by Linda Beale
crossposted with Ataxingmatter
Kash on Angry Bear put together a really good graph in 2006 comparing where we might have been if Clinton policies (bad as they were in many cases) had stayed in place compared to where we were and expected to be with the Bush tax cut and spend policies. Responsibility for the Federal Budget Deficit, Angry Bear 2006. Deficits under Bush were projected for more than $500 billion annually. Of course, that was before the greedy, reckless banks threw the financial system into a tizzy with too much credit invested in too many houses by people with too little income to pay for them. Add the costs of backstopping the Big Banks, and we end up with the trillion dollar hole we are currently in.
Answer would seem to be–1) make the banks pay with a tax based on leverage and 2) end the tax cuts or at least a goodly share of them and 3) reinstate an estate tax that has some bite, so that those at the top who can afford to pay do pay.
Seems like there are at least a few in Congress realizing that item 3 makes some sense. Sanders, Harkin and Whitehouse have proposed that the estate tax should have a $3.5 million exemption and a graduated rate, with those at the top paying a rate of 65% (a base rate of 55% and a surtax of 10% on the amount above $500 million or above $1 billion for a couple). The surtax would mean that the estate tax would hit the 403 billionaires who have a net worth of $1.3 trillion harder than it hits the smaller estates. See Janet Novack, Three Senators Call for Billionaires Estate Tax, Forbes.com, June 24, 2010. Now that makes some sense.

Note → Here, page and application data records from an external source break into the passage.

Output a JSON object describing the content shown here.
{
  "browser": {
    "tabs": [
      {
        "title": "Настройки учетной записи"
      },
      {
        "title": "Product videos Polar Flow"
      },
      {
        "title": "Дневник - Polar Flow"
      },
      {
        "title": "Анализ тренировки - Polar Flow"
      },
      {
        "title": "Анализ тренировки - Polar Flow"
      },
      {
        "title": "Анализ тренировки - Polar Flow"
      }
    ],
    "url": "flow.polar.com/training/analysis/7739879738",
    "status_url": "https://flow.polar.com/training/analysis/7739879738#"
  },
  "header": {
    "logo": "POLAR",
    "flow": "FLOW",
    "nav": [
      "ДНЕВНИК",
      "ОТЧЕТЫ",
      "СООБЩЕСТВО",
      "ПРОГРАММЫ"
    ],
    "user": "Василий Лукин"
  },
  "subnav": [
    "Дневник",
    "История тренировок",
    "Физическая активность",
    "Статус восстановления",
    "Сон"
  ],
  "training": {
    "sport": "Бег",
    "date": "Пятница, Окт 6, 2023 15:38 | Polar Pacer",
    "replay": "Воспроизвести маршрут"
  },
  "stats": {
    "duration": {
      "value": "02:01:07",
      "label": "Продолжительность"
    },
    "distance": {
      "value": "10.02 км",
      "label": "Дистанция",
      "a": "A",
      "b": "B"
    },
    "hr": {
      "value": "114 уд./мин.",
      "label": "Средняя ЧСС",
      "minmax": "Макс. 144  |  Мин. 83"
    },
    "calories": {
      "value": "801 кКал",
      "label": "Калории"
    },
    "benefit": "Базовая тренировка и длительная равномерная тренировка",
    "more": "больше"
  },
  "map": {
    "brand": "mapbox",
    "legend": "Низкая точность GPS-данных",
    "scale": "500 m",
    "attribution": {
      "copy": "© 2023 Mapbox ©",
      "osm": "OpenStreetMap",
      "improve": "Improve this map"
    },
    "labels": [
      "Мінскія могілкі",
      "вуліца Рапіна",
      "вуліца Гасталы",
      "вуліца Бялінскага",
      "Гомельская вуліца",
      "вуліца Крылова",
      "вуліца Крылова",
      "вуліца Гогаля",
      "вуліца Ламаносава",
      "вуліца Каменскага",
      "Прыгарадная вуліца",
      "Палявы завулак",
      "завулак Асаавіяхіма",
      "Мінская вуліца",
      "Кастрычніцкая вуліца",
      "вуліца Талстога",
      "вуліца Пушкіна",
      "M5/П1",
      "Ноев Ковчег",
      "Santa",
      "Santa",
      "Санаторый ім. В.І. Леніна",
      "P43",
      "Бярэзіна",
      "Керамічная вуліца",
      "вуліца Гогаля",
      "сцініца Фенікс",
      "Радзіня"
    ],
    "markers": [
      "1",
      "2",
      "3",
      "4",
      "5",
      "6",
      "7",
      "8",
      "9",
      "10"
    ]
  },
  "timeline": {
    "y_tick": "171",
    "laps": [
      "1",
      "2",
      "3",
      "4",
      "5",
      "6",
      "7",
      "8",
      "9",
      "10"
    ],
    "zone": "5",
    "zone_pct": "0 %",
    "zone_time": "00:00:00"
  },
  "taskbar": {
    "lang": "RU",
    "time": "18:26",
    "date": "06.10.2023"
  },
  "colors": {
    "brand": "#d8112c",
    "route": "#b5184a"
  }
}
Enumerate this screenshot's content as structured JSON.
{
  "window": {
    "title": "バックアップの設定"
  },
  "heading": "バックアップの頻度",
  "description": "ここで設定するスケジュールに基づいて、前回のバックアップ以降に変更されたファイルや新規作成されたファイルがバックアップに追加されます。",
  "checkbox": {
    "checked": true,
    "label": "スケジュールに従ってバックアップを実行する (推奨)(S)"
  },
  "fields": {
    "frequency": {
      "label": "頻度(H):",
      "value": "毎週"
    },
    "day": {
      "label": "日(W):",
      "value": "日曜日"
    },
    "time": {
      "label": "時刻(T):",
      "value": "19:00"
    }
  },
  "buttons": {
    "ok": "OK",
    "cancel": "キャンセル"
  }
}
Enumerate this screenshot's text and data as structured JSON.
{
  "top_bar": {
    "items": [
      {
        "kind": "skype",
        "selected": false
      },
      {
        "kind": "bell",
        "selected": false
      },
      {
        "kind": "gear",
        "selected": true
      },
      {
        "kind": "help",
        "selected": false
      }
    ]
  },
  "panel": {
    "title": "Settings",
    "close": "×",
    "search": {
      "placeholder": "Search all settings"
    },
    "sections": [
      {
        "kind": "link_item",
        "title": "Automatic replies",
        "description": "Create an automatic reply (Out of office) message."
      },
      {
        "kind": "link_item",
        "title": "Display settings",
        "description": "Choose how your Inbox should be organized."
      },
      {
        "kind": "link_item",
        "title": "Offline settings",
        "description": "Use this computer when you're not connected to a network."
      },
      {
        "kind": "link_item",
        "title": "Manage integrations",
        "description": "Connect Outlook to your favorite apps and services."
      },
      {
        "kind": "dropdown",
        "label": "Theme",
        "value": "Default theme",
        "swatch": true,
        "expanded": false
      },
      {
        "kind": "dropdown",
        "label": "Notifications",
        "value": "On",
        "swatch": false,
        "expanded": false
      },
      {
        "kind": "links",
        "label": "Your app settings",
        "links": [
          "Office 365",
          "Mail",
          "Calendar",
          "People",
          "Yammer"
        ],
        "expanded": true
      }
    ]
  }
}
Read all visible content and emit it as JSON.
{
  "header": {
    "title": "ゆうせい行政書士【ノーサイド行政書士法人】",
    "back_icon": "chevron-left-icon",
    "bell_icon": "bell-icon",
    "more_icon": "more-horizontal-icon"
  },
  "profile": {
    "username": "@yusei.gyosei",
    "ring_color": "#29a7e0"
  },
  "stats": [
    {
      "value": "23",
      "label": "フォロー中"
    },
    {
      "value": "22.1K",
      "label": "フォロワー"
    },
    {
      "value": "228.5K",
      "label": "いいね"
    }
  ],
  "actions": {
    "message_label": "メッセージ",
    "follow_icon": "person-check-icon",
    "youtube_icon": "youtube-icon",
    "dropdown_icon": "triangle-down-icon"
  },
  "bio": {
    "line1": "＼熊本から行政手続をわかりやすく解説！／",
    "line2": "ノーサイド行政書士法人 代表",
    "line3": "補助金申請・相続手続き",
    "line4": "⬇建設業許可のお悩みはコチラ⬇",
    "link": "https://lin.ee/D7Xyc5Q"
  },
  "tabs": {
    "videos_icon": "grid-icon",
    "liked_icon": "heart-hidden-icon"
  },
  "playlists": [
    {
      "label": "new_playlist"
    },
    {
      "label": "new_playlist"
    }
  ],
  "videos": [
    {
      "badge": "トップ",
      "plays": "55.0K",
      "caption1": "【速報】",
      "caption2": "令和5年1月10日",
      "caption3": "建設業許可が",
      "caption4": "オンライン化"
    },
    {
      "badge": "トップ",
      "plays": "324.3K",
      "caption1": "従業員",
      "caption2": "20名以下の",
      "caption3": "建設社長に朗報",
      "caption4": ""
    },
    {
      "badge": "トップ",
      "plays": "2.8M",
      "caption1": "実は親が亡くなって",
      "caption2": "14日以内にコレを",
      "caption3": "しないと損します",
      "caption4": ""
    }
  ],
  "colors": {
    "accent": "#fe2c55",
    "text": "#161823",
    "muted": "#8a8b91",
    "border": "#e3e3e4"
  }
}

Senators Kyl and Lincoln are pushing the so-called “compromise” that would eviscerate the estate tax by creating a $5 million exemption and lowering the rate to 35%. That is a step in the wrong direction. Especially when Congress is making such big noises about the deficit that it is unwilling to pass stimulus funding for unemployment benefits to support Americans hard hit by the Great Recession.